Kambona was born on 13 August 1928 on the shores of Lake Nyasa in a small village called Kwambe near Mbamba Bay in the district of Nyasa near Songea in Ruvuma region southern Tanganyika. He died in London in November 1997.

Kambona became the secretary-general of the Tanganyika African National Union (TANU) during the struggle for independence and worked closely with Nyerere who was president of TANU, the party which led Tanganyika to independence. Tanganyika won independence from Britain on 9 December 1961. The two were the most prominent leaders of the independence movement in Tanganyika in the 1950s.

The two leaders had been close political allies and personal friends since the days of the independence struggle when they were the main leaders of the independence movement. In fact, when Kambona married a former Miss Tanganyika at a cathedral in London, Nyerere was his best man. 

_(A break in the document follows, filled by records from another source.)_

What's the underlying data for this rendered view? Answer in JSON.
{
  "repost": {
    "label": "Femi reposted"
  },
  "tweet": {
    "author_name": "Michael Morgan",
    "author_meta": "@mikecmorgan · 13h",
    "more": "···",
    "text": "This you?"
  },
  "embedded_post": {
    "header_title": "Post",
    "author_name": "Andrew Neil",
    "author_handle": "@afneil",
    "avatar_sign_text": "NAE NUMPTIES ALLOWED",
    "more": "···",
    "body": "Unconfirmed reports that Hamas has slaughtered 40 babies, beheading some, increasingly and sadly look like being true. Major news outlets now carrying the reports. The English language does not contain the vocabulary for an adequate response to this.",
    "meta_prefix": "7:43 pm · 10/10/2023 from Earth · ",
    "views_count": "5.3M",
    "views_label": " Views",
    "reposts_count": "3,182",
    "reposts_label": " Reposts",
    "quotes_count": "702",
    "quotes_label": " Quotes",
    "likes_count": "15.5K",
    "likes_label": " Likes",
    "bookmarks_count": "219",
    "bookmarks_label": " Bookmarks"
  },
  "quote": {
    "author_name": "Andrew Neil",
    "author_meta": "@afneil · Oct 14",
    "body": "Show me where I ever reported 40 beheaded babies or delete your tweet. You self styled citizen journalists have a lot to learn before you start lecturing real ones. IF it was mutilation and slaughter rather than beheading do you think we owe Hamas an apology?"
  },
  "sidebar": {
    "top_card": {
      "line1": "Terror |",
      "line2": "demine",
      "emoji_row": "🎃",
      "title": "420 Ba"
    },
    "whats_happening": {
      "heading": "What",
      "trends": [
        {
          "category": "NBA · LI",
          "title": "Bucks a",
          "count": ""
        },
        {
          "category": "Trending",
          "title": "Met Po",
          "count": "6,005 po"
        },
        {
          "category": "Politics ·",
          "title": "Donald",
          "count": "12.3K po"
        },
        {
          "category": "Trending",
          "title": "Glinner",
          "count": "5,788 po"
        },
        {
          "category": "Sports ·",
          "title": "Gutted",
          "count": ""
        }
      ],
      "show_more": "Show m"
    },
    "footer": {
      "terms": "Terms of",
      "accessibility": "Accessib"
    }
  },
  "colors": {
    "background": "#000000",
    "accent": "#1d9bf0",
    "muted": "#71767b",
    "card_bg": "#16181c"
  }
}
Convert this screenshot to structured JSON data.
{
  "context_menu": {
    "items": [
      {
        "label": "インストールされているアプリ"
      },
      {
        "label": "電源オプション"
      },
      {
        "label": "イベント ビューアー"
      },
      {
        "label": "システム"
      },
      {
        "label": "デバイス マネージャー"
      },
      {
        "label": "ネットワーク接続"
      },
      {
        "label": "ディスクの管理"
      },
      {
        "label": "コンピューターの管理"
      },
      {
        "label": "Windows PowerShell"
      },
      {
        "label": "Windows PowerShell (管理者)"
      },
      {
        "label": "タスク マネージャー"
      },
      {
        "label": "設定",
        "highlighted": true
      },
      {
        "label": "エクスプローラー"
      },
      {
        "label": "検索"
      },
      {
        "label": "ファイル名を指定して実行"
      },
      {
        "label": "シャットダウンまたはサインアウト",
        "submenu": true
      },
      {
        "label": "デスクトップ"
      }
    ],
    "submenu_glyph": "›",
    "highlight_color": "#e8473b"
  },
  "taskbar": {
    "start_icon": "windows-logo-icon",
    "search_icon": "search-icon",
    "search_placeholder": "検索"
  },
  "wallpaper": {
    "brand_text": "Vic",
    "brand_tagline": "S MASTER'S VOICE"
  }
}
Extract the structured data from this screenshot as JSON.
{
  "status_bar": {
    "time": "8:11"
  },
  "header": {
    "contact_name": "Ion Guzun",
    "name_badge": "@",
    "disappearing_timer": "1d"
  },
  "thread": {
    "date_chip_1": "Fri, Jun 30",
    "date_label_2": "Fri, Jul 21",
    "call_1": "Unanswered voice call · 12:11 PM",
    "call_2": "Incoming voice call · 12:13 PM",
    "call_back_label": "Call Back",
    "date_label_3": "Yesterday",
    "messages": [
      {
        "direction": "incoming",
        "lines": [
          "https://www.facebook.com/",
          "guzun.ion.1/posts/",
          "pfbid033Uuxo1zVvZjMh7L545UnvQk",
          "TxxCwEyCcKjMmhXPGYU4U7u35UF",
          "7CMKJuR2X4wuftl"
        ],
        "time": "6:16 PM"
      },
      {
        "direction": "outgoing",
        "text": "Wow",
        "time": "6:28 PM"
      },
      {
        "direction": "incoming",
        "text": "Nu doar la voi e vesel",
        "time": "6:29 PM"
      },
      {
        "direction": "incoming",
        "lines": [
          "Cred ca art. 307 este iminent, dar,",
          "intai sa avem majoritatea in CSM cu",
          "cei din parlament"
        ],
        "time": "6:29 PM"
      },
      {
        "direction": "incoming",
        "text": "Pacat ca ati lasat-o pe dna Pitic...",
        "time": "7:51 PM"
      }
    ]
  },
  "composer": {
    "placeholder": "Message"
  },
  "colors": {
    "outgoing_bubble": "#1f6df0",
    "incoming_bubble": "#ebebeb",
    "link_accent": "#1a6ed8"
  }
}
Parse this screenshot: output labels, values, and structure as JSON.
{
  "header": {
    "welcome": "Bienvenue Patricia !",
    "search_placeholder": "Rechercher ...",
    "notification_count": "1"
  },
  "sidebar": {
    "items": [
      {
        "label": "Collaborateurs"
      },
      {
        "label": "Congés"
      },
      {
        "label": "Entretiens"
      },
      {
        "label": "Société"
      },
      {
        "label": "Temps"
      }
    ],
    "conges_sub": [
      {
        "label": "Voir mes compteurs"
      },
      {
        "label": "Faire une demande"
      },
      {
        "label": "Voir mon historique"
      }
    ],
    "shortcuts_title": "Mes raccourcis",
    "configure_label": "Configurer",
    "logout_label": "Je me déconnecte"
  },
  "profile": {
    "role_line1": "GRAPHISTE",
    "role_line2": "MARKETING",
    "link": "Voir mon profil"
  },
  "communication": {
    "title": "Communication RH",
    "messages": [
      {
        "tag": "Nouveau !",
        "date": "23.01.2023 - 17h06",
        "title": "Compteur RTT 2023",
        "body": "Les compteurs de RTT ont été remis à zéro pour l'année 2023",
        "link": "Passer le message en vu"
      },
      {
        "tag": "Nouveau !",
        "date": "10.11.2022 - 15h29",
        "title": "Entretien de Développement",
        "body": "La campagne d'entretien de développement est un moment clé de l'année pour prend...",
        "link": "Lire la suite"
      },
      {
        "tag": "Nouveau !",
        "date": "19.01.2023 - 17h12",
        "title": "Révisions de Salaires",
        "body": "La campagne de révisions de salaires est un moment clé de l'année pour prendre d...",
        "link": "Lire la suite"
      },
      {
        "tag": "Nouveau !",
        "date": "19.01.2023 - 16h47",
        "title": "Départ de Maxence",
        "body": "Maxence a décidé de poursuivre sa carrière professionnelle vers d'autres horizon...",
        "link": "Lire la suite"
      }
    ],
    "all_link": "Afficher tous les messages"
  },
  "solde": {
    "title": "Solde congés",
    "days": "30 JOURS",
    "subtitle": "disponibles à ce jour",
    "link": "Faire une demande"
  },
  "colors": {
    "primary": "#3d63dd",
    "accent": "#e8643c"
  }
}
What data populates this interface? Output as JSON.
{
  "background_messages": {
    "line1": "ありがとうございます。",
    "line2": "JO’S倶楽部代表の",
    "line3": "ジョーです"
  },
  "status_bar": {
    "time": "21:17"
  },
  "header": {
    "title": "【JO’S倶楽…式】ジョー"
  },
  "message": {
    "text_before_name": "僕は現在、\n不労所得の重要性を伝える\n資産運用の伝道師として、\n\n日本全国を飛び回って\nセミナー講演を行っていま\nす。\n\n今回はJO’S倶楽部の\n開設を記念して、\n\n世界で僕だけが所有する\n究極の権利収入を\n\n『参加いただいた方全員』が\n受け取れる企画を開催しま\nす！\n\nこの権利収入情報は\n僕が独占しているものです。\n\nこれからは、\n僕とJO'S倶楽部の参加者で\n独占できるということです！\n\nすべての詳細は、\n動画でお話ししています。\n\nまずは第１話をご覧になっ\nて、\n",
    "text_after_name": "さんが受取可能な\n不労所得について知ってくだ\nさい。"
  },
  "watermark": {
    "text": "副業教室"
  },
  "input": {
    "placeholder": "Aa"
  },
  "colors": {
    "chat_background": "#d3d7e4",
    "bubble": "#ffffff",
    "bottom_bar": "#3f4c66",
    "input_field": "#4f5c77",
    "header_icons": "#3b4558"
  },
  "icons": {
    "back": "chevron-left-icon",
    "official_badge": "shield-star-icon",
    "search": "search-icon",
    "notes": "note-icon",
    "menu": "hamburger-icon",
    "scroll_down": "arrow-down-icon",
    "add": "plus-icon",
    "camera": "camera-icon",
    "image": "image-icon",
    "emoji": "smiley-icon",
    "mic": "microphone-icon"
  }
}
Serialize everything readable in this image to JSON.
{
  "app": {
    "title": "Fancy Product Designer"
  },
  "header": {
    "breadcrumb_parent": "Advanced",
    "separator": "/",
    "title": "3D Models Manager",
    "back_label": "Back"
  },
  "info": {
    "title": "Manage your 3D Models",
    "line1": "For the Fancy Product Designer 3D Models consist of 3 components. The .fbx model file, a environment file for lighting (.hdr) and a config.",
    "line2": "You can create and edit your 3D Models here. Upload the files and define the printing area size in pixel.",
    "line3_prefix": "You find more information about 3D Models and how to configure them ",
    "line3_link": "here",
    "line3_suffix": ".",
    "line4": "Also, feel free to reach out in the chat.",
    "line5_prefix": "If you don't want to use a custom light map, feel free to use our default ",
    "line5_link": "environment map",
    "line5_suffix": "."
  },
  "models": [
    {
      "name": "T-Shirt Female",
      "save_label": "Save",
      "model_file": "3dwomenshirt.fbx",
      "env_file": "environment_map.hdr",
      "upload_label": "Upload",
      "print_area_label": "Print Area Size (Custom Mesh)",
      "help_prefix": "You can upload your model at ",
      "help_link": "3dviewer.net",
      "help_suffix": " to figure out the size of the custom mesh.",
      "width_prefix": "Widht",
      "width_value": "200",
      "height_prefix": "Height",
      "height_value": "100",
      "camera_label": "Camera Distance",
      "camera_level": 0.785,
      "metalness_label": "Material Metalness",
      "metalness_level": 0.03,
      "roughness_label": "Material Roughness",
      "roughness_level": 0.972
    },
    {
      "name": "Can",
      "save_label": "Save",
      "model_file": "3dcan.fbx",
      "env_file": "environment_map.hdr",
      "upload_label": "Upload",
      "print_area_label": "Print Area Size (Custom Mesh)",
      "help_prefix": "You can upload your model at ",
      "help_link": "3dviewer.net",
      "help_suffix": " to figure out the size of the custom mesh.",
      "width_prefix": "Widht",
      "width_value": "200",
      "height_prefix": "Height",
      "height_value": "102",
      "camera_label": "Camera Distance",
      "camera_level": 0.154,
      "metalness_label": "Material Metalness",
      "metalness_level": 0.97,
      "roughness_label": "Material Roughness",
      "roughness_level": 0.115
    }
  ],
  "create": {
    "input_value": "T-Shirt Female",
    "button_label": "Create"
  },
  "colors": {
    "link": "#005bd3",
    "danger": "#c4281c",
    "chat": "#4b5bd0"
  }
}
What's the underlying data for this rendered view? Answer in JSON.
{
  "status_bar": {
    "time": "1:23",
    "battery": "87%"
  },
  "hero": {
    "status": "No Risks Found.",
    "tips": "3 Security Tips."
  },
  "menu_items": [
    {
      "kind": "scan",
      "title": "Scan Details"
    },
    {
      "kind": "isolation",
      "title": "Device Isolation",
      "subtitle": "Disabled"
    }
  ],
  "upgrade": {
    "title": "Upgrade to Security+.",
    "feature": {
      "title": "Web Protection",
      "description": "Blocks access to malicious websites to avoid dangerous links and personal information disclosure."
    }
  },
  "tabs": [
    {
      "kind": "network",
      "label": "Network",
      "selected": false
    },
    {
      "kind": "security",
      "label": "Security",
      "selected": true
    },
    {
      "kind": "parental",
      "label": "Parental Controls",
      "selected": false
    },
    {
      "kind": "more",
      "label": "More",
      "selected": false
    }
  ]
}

But the two leaders started drifting apart a few years after independence. The first rift occurred in 1964 during the army mutiny, and then in 1965 when Tanzania officially became a one-party state. As a cabinet member, Oscar Kambona supported the transition to a one-party state but did so reluctantly, only as a team player.

He was opposed to the change because he said there was no mechanism guaranteeing change of government by constitutional means in a country dominated by one party. He also contended that there were no constitutional safeguards to make sure that the country did not drift into dictatorship. 

The next split with Nyerere came in February 1967 when Tanzania adopted the Arusha Declaration, an economic and political blueprint for the transformation of Tanzania into a socialist state. Kambona was opposed to socialism.

A few months later, in July 1967, Oscar Kambona left Tanzania with his wife and children and went into "self-imposed" exile in London.

He died in London in July 1997, almost exactly 30 years after he first went into exile in Britain in July 1967 where he lived for 25 years before returning to his home country in 1992 to spend the last few years of his life. 

Despite his political misfortunes, Oscar Kambona will always be remembered as one of the most prominent leaders of Tanzania who also played a leading role in the struggle for independence and who relentlessly campaigned for the adoption of multiparty democracy in Tanzania.

Videos of Oscar Kambona

Video 1

Video 2

Video 3